    What connects people to this mysterious source of energy is not a specific label, not by belonging to an exclusive group of believers and not by being obedient to a prescribed set of rules and rituals.  What connects us to the flow of creative energy is when we choose to become united to that flow through our compassionate attitudes. (John 15:5) 

    We experience meaningful and purposeful living when we feel enthusiastically alive because of what is happening through us to mold and shape the lives of those around us. We live a fulfilling life when we sow seeds that might bloom in order to make our world a more wholesome place for men and women to live because we were here to light the way.



Thank you, God, for your kind and gentle spirit.  You know each of us thoroughly and you understand how easily we become distracted.  We know that your love surrounds us, but we tend to trust the aspects of life that we have trusted in our past. We trust our relationships with friends.  We trust our material assets that prevent us from living in poverty.  We know we are loved by you even when we know that we are far from perfect.  Thank you for creating us with hearts that heal, with spirits that remain resilient and with faces that can smile.  The beauty of your love and your world encourages us to grow and feel alive.  Amen.
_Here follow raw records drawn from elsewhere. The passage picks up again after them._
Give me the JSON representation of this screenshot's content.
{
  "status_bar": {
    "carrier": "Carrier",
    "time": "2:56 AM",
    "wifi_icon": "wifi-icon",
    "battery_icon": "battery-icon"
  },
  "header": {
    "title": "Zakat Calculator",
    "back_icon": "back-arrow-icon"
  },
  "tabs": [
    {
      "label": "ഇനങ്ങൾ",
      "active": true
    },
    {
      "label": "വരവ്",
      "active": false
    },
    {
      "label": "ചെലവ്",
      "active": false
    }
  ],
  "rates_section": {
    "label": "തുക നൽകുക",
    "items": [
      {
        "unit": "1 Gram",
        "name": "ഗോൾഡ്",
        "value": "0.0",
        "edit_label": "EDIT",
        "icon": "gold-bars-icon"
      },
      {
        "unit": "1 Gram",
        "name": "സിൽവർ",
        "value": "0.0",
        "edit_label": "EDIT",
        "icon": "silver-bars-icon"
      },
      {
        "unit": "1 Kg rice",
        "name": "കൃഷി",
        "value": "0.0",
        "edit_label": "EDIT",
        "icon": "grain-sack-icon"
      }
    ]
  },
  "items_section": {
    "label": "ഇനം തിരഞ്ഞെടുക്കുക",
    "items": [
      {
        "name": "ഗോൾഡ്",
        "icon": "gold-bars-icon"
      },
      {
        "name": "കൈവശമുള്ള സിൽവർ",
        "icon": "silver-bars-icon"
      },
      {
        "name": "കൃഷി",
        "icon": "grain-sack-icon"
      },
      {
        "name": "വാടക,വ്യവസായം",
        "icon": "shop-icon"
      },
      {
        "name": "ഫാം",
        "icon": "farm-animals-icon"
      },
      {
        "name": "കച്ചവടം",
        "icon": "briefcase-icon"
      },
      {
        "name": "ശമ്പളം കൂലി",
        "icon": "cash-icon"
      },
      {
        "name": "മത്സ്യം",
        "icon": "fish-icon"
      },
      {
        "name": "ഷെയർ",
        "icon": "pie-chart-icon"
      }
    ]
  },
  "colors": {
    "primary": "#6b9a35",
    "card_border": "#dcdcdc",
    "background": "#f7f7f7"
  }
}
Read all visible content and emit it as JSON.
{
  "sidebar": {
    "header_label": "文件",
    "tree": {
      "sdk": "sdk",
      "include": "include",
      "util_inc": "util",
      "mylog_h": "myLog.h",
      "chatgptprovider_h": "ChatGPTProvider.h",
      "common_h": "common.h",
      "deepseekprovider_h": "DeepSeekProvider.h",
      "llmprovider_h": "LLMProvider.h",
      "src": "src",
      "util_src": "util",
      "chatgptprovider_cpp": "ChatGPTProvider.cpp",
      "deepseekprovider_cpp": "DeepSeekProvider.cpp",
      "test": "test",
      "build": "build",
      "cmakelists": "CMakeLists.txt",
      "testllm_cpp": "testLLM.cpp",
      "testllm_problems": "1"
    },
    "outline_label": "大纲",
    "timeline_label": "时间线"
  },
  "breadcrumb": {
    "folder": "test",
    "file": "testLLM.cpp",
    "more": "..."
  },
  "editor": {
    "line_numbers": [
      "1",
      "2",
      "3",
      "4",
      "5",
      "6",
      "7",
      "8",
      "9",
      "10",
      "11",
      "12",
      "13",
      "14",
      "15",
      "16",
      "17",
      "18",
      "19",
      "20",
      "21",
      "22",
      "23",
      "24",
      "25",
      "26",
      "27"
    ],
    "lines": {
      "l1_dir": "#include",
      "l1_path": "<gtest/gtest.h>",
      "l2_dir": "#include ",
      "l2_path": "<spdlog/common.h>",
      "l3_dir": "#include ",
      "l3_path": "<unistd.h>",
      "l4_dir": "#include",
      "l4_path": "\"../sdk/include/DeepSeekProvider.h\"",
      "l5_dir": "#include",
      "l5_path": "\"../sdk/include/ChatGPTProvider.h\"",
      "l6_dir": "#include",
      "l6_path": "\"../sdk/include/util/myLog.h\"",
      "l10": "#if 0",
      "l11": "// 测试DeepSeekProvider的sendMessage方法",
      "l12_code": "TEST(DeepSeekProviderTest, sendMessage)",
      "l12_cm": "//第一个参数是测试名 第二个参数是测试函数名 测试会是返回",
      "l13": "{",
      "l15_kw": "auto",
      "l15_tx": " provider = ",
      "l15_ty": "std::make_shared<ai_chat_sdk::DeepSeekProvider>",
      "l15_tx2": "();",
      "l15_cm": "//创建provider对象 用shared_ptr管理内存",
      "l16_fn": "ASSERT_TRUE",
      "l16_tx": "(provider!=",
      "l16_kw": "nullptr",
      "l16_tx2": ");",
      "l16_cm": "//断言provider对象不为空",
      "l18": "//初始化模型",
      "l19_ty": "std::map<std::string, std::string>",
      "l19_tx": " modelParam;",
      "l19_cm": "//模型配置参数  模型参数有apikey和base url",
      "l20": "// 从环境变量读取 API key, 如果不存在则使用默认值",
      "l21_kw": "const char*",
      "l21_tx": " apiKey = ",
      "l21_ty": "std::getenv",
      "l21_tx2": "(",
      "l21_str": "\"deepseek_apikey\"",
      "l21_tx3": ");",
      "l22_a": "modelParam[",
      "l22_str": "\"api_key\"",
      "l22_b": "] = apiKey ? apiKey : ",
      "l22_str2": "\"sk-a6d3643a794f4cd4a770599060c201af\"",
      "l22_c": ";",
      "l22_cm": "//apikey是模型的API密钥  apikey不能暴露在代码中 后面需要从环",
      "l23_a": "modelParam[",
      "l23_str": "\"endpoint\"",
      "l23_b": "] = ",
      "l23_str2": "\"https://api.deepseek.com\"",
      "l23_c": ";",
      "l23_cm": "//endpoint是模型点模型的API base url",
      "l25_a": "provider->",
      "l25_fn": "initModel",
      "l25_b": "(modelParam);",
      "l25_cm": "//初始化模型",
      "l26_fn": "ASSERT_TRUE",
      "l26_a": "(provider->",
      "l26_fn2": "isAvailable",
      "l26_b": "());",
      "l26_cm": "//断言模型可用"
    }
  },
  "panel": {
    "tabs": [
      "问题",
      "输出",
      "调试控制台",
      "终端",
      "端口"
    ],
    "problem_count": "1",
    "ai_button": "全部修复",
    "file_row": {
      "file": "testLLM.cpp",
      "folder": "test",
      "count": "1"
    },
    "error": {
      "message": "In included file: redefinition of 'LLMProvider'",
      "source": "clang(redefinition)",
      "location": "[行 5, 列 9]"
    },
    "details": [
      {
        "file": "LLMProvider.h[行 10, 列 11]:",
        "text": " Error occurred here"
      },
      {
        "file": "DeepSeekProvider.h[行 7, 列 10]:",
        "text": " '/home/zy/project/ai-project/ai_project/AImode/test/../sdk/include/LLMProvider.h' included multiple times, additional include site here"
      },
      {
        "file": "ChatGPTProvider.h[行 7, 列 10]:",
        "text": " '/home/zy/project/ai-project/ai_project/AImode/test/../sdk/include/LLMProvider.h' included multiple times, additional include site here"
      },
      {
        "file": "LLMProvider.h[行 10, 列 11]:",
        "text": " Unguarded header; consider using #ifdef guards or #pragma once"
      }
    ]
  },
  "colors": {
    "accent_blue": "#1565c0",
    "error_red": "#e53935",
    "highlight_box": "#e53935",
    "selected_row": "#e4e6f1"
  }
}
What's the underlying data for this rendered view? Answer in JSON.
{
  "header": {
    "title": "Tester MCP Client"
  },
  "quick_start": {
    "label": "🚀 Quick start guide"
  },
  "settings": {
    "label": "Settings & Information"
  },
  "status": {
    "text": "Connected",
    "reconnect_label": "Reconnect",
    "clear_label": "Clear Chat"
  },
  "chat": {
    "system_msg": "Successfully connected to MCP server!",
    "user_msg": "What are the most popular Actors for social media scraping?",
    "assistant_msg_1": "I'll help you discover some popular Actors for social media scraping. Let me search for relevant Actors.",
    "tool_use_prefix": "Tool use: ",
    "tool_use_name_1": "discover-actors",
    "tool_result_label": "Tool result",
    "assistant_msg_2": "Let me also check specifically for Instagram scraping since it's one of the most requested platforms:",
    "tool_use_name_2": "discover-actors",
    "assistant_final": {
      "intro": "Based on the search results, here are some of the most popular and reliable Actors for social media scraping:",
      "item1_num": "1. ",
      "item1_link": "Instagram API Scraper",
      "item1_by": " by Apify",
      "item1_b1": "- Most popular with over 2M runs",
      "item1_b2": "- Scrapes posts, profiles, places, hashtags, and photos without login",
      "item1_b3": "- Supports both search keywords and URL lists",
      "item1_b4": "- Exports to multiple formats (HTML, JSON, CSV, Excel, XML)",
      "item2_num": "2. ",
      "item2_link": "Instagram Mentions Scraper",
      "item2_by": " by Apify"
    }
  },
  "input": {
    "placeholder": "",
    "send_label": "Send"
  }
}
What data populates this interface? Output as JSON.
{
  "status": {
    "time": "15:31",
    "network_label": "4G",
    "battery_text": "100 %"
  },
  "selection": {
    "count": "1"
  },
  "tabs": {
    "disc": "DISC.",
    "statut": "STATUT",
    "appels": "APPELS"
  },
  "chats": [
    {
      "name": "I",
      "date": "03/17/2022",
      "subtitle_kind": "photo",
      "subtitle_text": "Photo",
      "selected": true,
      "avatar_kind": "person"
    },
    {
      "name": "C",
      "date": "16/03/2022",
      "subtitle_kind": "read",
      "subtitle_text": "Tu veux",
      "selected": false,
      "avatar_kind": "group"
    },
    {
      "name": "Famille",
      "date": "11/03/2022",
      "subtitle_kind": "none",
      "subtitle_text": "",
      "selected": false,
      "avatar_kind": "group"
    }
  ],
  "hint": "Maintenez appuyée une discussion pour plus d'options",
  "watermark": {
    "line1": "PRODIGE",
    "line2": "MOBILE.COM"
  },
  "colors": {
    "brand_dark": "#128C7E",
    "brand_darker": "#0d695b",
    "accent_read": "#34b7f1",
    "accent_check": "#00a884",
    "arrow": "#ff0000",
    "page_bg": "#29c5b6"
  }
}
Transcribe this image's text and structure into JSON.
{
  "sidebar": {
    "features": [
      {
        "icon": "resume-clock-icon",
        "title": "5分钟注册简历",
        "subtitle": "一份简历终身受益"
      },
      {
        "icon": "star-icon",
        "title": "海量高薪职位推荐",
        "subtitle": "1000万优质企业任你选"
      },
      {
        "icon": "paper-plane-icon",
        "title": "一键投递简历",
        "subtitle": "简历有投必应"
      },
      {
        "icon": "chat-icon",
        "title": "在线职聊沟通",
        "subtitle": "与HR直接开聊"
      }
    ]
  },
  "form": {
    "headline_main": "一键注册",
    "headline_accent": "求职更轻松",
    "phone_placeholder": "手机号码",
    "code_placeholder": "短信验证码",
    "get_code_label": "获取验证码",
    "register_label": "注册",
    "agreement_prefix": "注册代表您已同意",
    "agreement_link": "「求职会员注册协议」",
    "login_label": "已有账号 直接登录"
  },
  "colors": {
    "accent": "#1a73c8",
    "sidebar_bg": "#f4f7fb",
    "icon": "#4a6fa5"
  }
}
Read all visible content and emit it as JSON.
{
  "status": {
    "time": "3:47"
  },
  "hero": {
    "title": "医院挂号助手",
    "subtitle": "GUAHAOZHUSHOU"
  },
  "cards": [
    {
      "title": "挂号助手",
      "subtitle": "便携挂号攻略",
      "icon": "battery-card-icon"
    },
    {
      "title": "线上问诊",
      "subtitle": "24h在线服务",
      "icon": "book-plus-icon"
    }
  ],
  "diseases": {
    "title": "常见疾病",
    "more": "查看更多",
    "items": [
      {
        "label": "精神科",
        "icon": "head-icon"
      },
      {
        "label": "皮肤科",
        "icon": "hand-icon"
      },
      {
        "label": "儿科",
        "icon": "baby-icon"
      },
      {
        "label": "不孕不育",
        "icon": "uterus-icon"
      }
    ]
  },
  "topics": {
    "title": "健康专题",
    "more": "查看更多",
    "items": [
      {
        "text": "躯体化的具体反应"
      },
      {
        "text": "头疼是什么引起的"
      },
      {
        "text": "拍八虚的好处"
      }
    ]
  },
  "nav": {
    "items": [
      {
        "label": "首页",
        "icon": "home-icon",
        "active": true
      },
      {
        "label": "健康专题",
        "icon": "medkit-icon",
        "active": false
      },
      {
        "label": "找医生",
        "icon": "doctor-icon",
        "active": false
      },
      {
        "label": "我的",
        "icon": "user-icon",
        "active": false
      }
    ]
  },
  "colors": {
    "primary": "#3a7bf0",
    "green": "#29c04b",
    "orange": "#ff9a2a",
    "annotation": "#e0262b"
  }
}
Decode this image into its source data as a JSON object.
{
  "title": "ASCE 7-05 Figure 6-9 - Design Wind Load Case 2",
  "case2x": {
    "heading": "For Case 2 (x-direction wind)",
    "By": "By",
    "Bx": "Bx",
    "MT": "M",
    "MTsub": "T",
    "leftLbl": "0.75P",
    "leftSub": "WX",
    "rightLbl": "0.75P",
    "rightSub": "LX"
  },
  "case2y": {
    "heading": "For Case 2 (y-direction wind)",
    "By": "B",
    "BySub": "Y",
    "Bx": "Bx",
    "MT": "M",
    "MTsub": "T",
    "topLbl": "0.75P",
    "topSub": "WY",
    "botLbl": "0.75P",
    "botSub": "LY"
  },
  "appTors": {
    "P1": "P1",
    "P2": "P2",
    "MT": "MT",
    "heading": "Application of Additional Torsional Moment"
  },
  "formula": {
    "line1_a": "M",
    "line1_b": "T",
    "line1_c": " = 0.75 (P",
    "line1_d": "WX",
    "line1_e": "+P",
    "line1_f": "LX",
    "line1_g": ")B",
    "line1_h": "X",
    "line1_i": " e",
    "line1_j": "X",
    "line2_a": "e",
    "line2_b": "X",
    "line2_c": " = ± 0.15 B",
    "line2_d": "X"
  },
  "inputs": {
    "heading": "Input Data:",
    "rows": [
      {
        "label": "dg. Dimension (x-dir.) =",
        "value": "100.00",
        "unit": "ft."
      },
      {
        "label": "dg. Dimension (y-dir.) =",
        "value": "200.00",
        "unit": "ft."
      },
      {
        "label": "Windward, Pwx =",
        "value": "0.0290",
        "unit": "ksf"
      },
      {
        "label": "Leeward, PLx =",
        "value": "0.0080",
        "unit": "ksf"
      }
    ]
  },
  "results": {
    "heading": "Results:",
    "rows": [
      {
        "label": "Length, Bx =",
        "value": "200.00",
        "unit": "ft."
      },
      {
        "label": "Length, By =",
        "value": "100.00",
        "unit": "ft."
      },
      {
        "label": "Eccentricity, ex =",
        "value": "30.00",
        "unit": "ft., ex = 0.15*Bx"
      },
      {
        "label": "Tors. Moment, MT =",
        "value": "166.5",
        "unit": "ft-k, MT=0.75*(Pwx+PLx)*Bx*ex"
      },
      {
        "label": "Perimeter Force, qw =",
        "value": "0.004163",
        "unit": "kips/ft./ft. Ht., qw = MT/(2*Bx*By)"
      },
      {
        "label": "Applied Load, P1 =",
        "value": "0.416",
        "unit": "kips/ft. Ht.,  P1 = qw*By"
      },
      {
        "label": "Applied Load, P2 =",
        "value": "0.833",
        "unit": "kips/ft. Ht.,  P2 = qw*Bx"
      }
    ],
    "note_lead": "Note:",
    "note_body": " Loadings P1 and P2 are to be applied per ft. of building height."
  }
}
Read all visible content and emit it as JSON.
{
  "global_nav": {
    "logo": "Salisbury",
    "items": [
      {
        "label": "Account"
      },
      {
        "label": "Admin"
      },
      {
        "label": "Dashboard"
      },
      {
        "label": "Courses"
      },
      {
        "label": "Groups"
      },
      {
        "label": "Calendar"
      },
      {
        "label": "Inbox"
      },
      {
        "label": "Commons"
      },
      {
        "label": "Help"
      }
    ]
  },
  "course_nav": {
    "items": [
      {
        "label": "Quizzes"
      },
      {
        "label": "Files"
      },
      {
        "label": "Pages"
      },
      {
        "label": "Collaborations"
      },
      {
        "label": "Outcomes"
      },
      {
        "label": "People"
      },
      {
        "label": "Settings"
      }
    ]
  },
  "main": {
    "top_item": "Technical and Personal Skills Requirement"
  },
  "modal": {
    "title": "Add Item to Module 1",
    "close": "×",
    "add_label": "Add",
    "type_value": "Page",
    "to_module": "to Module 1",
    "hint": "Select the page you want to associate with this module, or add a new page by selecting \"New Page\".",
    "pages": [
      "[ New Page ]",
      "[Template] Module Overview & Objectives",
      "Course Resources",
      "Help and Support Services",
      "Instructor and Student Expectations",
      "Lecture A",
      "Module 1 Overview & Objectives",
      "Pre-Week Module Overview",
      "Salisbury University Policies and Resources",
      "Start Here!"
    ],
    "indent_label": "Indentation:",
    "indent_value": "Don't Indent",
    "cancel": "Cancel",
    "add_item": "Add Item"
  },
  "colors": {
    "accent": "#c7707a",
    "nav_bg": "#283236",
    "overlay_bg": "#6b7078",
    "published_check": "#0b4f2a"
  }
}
Loving God, we are thankful that when we find ourselves reaching out toward you, we often find you reaching back toward us.  Maybe it is a current need that allows us to notice you with more clarity.   Your presence may come from a particular hymn that we sing, a hymn that triggers a memory that takes us into the presence of a loved one who transitioned from our lives.  Perhaps you come to us in the words of a prayer, a sermon, or thoughts that enter our minds from a source that remains mysterious.   The many forms of your loving presence often go beyond the horizons of what we can recognize.

Jesus gave us the imagery of the vine and the branches.  He told us that the branches only remained nourished when they remain connected to the vine.  Even though we may find numerous reasons to go about life seemingly without that connection, it is our blindness and not your lack of presence that kindles our feelings that we are alone.

Enable us this week, O God, to consider one task that will lighten someone’s load. This week, help us to remove the sting from someone’s hostile judgment of us. This week, enable us to surrender into your care the hurt from that judgment that has been molding and shaping our attitudes ever since it happened.  This week, may we express compassion to those who have not learned how to care, how to communicate well, or how to enjoy what they have. This week, help us to learn to give greater depth to what it means to be a friend.  And at the end of this week, may we quietly vow to live this way for another week so that what we have found becomes a life filled with routine compassionate responses.  We pray these thoughts through the spirit of Jesus, who taught us to say when we pray . . .